After waiting excitedly for the arrival of their first child, Anna and Nick Glandon watched their newborn son, Cameron, struggle to take his first few breaths. Born four weeks early, Cameron was immediately transferred to CHKD’s neonatal intensive care unit.

Cameron had persistent pulmonary hypertension, a lifethreatening condition that occurs when the blood vessels in a newborn’s lungs don’t open enough, restricting the amount of oxygen to the brain and organs. The cause of persistent pulmonary hypertension is unknown, but it usually occurs in babies born full term, or at no less than 34 weeks.

For four weeks, the Glandons didn’t even get to hear their baby cry, as his breathing was assisted by a ventilator. Fortunately, CHKD’s newly renovated NICU, which now has 50 private patient rooms and another 10 with two beds each, gave the Virginia Beach couple the privacy they needed to bond with Cameron as his lungs recovered.

“I truly feel like CHKD saved his life,” says Cameron’s mom, Anna.

CHKD has been taking care of the region’s sickest newborns since 1972 when it opened its first NICU. At that time, the tiny babies shared a 20-bed unit in a single large room with older children who also needed intensive care. Over the years, the NICU gained its own space, more beds, and more sophisticated technology in “pods” of six to nine babies, making it the region’s largest and most sophisticated intensive care unit for newborns. In September of 2020, CHKD completed its most recent NICU transformation, bringing patients the latest in features and advancements for neonatal care.

High on the list of innovations is privacy for patient families like the Glandons. All 70 beds in CHKD’s new NICU have ample space for a parent to spend the night, rest, and get to know their baby.
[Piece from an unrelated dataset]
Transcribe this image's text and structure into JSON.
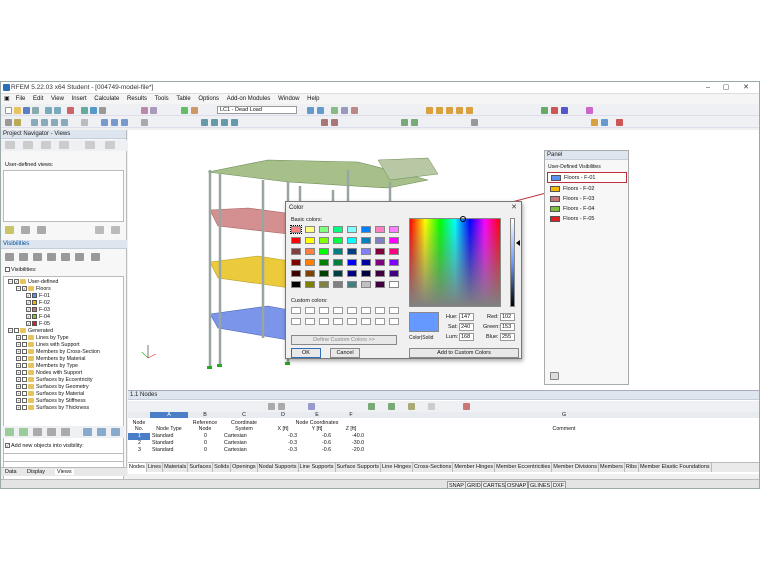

The latest technology in monitors allows NICU staff to easily track how babies are doing and to provide the latest in treatments. “These tiny babies really need more space than you would think,” says neonatologist Dr. Jamil Khan, medical director of the unit.

The trend in NICUs across the country is moving toward a more individualized environment so levels of light and noise can be adjusted to meet each baby’s needs, and parents can spend quality time with their infants. A tiny, premature baby, for instance, may need a quiet, dim environment, while older babies benefit from more stimulation, such as more light, and more talk and touch from caregivers.

The unit admits about 500 babies a year, with an average length of stay of 41 days. The tiniest babies, those weighing less than 1,000 grams, stay an average of 87 days.

The renovated unit has a whimsical oak tree in the lobby, with an owl peeking out from a knothole. A family lounge area has a kitchen, room for classes on baby care, and a store where parents can buy books and clothing with “NICU bucks” they earn by attending parenting classes.

Dr. Khan, who has treated babies at CHKD’s NICU since 1988, said the unit is a tribute not just to the advances in care of the region’s smallest babies, but also to the commitment of the community.

“We certainly wouldn’t be able to have this beautiful state-of-the-art NICU without a lot of commitment from the hospital and the people in the community who have supported the hospital over the years,” says Khan. “Someone has to watch out for the children, and in Hampton Roads, it’s CHKD.”